"I think they're creating issues where none exist," he said. "If someone's being fired because they're gay, bi or transgendered, they probably have a good lawsuit right now."
His views align closely with those of Speaker of the House John Boehner, R-Ohio, who said the bill was unnecessary.
"I am opposed to discrimination of any kind–in the workplace and any place else," he said, later adding that his background in employment law had given him a unique perspective on the issue, much like Medley's.
“Listen, I understand people have different opinions on this issue, and I respect those opinions,” Boehner said. “But as someone who has worked in the employment law area for all of my years in the statehouse and all of my years here, I see no basis or no need for this.”
Medley said the level of preparation his organization has to complete simply to fire an employee not meeting expectations is a burden.
"I bet you'd be surprised at our operation," he said. "When we get ready to fire somebody, I look at the file that's brought to my attention and I say before we do it, 'What have we done to this person? Have we given them an opportunity to change their ways?' If there's any question unanswered, I say consult our attorney to make sure we're not overlooking anything."
While Medley is in agreement with Boehner, who has said he is unlikely to bring the Senate bill to a vote in the House, the Center for American Progress has voiced its support for the legislation, stating it would make it easier for businesses to have uniformed policies regarding LGBT discrimination protections.

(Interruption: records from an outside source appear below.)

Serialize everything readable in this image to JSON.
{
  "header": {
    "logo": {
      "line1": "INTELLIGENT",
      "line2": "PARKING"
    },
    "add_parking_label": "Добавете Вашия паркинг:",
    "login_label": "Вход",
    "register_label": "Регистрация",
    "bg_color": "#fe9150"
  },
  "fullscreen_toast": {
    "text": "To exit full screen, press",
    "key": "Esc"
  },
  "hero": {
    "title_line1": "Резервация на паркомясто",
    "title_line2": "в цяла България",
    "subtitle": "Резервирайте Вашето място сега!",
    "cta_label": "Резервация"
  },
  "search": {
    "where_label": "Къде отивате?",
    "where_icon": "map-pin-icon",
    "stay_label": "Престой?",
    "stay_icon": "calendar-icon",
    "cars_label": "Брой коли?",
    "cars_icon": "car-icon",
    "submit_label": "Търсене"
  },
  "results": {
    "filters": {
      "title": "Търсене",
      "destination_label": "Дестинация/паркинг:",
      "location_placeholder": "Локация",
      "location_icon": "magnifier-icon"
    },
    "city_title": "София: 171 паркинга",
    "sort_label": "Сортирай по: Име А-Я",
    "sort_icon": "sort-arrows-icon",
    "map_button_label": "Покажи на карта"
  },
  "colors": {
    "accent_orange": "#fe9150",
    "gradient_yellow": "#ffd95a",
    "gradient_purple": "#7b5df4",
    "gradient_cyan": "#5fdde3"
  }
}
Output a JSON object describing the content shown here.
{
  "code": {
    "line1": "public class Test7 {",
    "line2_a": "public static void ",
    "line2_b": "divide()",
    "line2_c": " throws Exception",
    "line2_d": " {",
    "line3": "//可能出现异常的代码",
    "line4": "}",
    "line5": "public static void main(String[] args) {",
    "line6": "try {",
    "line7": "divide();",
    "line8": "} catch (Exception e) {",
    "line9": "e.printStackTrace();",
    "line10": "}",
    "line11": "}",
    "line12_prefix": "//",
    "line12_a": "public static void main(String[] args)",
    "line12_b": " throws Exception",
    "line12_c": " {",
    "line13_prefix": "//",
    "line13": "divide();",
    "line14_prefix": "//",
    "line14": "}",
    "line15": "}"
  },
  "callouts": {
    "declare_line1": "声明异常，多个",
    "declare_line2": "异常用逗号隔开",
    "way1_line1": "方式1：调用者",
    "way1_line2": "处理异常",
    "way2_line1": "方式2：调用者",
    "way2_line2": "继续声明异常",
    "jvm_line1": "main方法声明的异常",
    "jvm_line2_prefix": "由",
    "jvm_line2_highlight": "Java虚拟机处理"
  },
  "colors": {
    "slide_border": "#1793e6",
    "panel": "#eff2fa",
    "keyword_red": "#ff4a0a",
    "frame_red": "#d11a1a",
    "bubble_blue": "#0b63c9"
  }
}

"Current protections are a patchwork of various state and local laws and court and administrative rulings that offer inconsistent guidance to employers and protections for workers," the organization said on its website. "These varying degrees of protections create a confusing landscape for both employees and employers. A uniform, federal standard would simplify and clarify the workplace protections afforded to LGBT Americans while ensuring that all workers are judged on their talent, work ethic, and merits."
President Barack Obama has also voiced support for the legislation, adding that the House should take up the legislation and pass it as soon as possible.
"One party in one house of Congress should not stand in the way of millions of Americans who want to go to work each day and simply be judged by the job they do," Obama said. "Now is the time to end this kind of discrimination in the workplace, not enable it. I urge the House Republican leadership to bring this bill to the floor for a vote and send it to my desk so I can sign it into law."
U.S. Sens. John Boozman, R-Ark., and Mark Pryor, D-Ark., split their vote when the bill navigated through the Senate.
Pryor's office said he voted for ENDA "because he thinks that no one should be fired or harassed in the workplace based on their sexual orientation."
Boozman, who voted against the bill, echoed the concerns of Medley.
“We can all agree that every American should be treated fairly in the workplace, but I have concerns that this legislation creates special protections for a specific class of people, which could trigger unnecessary lawsuits and harm everyday employees," Boozman said.
Staffers for U.S. Reps. Tom Cotton, R-Dardanelle, and Steve Womack, R-Rogers, said neither had yet taken a position on ENDA.
As for Medley, who oversees a staff of more than 500, he said he hoped the protections in place that protect individuals from discrimination would be enough to keep the bill from possibly seeing passage.
"Anytime the government passes more laws, there's typically more regulation and paperwork," he said. "I don't see anything good coming from it. I think the government is going where they don't need to be going."